Instructions for the task →
In the data below, which lines contain "field"? List them by copying each one.
Raw data START
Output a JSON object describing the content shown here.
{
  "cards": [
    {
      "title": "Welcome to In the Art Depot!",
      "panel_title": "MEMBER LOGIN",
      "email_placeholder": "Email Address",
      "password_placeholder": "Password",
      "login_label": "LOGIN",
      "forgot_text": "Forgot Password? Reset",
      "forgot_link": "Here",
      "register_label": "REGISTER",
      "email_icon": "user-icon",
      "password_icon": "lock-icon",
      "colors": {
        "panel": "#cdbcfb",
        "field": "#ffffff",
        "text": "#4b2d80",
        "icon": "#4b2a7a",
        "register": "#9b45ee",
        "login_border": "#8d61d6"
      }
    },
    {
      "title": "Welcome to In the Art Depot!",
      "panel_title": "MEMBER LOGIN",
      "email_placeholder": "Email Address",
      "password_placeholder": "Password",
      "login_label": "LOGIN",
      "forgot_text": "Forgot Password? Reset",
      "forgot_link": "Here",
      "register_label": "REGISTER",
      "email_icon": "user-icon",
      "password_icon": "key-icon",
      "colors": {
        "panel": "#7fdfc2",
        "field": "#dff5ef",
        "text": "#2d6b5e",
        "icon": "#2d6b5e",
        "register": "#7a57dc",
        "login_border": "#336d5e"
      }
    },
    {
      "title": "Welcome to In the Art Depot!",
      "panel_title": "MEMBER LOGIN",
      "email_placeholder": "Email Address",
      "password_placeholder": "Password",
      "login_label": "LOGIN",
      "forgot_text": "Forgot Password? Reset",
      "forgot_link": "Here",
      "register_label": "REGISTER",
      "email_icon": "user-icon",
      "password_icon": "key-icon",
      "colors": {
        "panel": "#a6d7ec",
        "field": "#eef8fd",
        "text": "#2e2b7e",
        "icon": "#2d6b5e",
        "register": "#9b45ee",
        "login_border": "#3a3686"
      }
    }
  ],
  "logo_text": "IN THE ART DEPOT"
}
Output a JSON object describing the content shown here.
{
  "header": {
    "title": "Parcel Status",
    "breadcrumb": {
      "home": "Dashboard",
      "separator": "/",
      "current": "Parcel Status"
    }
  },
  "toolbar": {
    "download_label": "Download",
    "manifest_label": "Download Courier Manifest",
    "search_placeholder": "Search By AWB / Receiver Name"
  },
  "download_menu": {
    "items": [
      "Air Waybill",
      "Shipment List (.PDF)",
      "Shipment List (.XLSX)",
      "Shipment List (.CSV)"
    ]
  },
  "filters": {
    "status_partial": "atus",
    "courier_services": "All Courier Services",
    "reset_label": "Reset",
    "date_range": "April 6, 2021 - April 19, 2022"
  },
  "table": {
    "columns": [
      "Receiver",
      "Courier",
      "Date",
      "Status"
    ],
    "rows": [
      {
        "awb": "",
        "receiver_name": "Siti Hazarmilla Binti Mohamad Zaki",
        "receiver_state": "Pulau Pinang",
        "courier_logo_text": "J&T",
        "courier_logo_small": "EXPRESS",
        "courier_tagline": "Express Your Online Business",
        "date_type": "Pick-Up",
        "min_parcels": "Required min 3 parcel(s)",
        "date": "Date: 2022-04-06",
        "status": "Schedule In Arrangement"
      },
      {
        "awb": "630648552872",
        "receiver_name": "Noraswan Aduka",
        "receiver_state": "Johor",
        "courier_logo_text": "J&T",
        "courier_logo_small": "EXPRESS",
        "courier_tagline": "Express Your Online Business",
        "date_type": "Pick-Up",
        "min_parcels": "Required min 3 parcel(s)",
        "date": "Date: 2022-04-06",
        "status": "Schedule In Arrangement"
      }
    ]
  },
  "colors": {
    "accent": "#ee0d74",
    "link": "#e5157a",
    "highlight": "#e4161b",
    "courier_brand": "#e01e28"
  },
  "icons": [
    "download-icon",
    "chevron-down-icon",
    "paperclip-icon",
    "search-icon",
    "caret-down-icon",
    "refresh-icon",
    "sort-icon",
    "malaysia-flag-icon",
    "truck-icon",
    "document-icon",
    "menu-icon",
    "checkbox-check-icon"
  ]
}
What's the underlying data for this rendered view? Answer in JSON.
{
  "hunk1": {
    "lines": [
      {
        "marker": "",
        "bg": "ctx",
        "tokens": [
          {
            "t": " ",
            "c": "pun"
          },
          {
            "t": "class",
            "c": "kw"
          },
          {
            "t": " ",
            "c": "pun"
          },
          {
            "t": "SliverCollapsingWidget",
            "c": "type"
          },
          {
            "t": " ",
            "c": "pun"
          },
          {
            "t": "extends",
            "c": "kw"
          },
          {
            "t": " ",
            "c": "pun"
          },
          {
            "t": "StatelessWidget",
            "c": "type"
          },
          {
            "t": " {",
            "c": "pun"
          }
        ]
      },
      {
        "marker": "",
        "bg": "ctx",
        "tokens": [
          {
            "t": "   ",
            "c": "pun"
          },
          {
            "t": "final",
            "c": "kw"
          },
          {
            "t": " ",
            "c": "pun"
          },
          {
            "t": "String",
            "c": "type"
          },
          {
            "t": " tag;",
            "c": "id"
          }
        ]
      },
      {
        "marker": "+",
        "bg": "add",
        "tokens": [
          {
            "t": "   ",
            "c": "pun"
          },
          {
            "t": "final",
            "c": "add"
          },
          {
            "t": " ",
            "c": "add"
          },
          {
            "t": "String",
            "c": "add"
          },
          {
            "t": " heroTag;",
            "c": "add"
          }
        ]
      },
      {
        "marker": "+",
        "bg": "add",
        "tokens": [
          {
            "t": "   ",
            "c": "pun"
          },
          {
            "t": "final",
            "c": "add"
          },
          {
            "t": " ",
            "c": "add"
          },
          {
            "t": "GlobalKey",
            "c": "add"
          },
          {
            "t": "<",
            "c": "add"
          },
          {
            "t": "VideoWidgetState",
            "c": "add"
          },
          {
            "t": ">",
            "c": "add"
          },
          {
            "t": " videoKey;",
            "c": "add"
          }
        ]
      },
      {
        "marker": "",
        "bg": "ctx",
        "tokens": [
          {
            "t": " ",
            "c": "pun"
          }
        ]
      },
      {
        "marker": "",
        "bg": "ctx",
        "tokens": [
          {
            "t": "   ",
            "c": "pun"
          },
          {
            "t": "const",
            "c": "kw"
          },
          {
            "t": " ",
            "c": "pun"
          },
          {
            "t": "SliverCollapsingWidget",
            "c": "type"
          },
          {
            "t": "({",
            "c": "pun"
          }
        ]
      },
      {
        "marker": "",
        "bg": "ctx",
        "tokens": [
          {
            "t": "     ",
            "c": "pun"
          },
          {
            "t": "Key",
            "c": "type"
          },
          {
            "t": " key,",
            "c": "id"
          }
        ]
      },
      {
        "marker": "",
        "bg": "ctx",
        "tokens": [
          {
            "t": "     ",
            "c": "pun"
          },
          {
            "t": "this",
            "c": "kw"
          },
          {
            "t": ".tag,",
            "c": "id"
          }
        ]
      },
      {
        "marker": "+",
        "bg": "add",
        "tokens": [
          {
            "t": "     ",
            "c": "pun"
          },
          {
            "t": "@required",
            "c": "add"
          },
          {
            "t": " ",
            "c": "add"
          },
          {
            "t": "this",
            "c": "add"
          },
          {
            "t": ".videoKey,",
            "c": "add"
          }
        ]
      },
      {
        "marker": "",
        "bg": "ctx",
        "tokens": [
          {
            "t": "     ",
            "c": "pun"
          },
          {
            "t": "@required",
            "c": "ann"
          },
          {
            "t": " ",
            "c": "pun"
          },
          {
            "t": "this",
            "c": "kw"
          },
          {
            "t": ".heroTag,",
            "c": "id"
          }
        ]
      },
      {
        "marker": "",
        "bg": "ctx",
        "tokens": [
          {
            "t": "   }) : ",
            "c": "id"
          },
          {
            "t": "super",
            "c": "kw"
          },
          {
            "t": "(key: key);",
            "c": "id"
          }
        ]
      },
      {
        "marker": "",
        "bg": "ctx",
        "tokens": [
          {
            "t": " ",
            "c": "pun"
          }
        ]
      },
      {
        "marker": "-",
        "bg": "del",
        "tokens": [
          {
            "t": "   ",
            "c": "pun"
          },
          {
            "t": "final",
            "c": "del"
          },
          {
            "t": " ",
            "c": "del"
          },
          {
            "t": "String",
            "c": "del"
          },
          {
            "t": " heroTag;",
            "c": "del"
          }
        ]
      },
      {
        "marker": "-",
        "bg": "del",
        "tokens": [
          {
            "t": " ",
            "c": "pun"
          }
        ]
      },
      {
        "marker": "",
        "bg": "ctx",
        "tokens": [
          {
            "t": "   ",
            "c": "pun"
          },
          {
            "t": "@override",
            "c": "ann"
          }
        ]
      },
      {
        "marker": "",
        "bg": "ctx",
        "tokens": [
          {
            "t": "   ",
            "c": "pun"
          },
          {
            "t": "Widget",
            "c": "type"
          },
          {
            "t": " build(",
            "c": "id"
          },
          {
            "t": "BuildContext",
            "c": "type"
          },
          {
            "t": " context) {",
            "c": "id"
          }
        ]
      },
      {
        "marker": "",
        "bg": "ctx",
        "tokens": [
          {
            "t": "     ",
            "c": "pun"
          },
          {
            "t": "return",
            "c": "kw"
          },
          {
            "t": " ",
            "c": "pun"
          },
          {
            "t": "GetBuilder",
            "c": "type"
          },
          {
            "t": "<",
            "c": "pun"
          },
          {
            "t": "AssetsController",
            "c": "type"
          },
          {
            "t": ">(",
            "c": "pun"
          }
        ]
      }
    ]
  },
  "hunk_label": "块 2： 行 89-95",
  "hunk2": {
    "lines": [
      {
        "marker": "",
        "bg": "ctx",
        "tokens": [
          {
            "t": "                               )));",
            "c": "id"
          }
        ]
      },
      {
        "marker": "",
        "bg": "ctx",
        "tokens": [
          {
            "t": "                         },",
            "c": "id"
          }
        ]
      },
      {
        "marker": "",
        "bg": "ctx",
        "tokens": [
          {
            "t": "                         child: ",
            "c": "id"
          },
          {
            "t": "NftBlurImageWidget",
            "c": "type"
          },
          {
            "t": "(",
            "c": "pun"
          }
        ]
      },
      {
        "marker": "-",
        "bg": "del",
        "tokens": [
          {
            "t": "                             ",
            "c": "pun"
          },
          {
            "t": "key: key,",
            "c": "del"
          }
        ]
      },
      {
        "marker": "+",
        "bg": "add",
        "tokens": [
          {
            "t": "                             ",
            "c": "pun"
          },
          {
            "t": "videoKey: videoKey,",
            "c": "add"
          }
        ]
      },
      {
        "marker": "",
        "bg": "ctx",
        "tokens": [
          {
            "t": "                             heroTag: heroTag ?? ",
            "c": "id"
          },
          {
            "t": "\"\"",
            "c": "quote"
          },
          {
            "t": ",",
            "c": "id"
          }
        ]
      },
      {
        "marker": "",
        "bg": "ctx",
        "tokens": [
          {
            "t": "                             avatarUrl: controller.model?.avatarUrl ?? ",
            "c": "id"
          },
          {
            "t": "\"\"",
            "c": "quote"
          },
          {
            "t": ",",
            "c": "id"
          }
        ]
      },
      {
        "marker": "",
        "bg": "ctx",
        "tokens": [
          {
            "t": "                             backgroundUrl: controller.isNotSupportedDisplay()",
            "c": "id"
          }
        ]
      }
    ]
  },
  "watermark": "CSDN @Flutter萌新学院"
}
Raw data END
Exercise response →
        "field": "#ffffff",
        "field": "#dff5ef",
        "field": "#eef8fd",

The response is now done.